Your cover letter may be the last part of a job application you write, but it’s probably the first thing a hiring manager will look at. Read over these do’s and don’ts to better understand the best practices for cover letter writing, and review the restaurant theatre manager cover letter example for ideas on style and formatting you can use when writing your own letter.
- Do customize your cover letter to best fit the company. This writer specifies that in addition to 10 years’ experience in restaurant management, she has four years’ experience specifically as a restaurant theatre manager.
- Don’t apologize for any experience or skills you lack. If you’ve worked as a restaurant manager but never in a theatre setting, highlight the experience you do have and don’t mention where you may be lacking.
- Do be genuine.

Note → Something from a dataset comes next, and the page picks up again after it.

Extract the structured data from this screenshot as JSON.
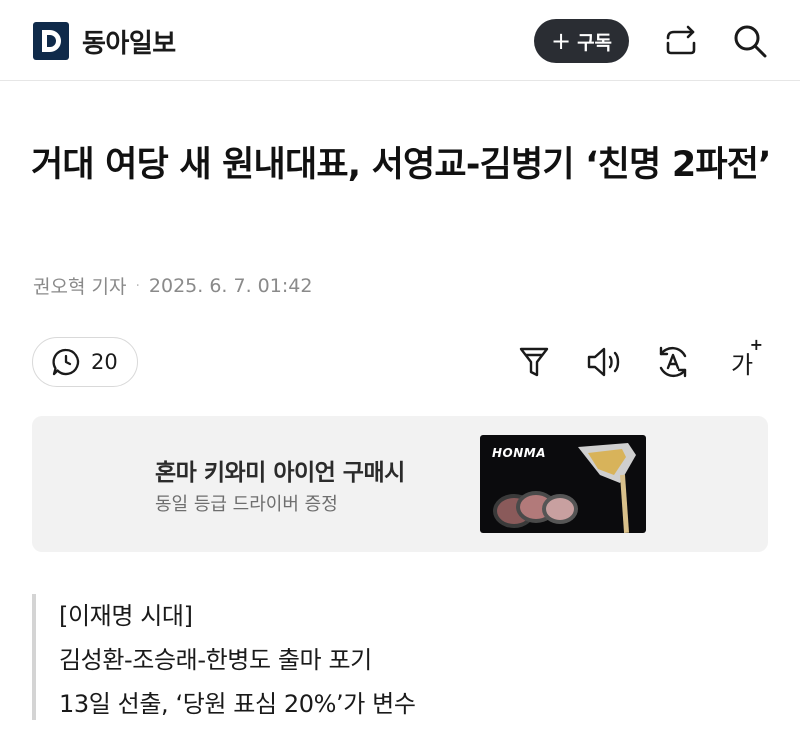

For a management position, you need to show you’re earnest and trustworthy.
- Don’t be afraid to move beyond the traditional three-paragraph format. Using bullet points, as shown in the cover letter example, can be a good way to draw attention to your most relevant skills.
Restaurant Theatre Manager Advice
To get hired as a restaurant theatre manager, you’ll need hospitality experience, leadership skills, and a high-quality cover letter. The cover letter examples below are designed to help you land a great job as a restaurant theatre manager faster. Just click on any of the pre-written cover letter examples shown here to take the next step toward a rewarding new career!
Cover Letter Tips for Restaurant Theatre Manager
Employment searches may seem daunting, but a few good choices can make finding jobs as a Restaurant Theatre Manager much easier. Here are a few tips to help guide you.
1. Complete career assessments to help focus your search by illuminating your strengths, weaknesses and interests. Developing a clear understanding of what you want to do and what you bring to the table makes you a more effective job hunter.
2. Prepare for a protracted job search. You may find work quickly, but it’s psychologically valuable to recognize that looking for jobs as a Restaurant Theatre Manager may take longer than you anticipate. Understanding this right from the get-go could help keep you from getting discouraged if the search does begin to drag on.
3. Make full use of your contacts. Call on colleagues, family and friends to help you look for work. Your network could turn up valuable information or connections that may help you find more direct paths to gainful employment.
4. Follow up tenaciously. Until you hear a firm no, you should commit to checking back in with a prospective employer every few days to a week. Show them you’re serious.
5. Create a schedule for your search. It’s important to organize your time. This keeps you motivated and helps you manage the hard work of putting in a lot of applications, increasing your odds of finding employment quickly.
Restaurant Theatre Manager Job Seeking Tips
It’s important to take the time to make a résumé that can hold a potential employer’s interest and sell you as the right person for the job. Regardless of the industry or position, there are some basic rules that you should follow. Here are some do’s and don’ts to help you put together a résumé that gets the job done.
1. Do stress your achievements. You’re selling yourself, so don’t be afraid to be your biggest cheerleader. Make sure you honestly, yet prominently feature the ways you’ve distinguished yourself throughout your career.
2. Don’t include salary data. This is an amateur move that comes across as unprofessional. Even worse, it can seriously weaken your negotiating power if you’re offered jobs as a Restaurant Theatre Manager.
3. Do stay focused. Many hiring managers are so overwhelmed with applicants that they devote fewer than six seconds to each résumé they receive. Keep your application out of the trash by presenting a refined document that quickly and directly answers the questions of who you are, what you can do, and why you should be hired.
4. Don’t include biasing information like religious or political affiliations. Be careful not to accidentally reveal this information by mentioning awards or associations that are tied to certain groups.
5. Do take the time to polish your résumé. Grammar and spelling matter. You don’t want to leave a hiring manager with the impression you do sloppy work.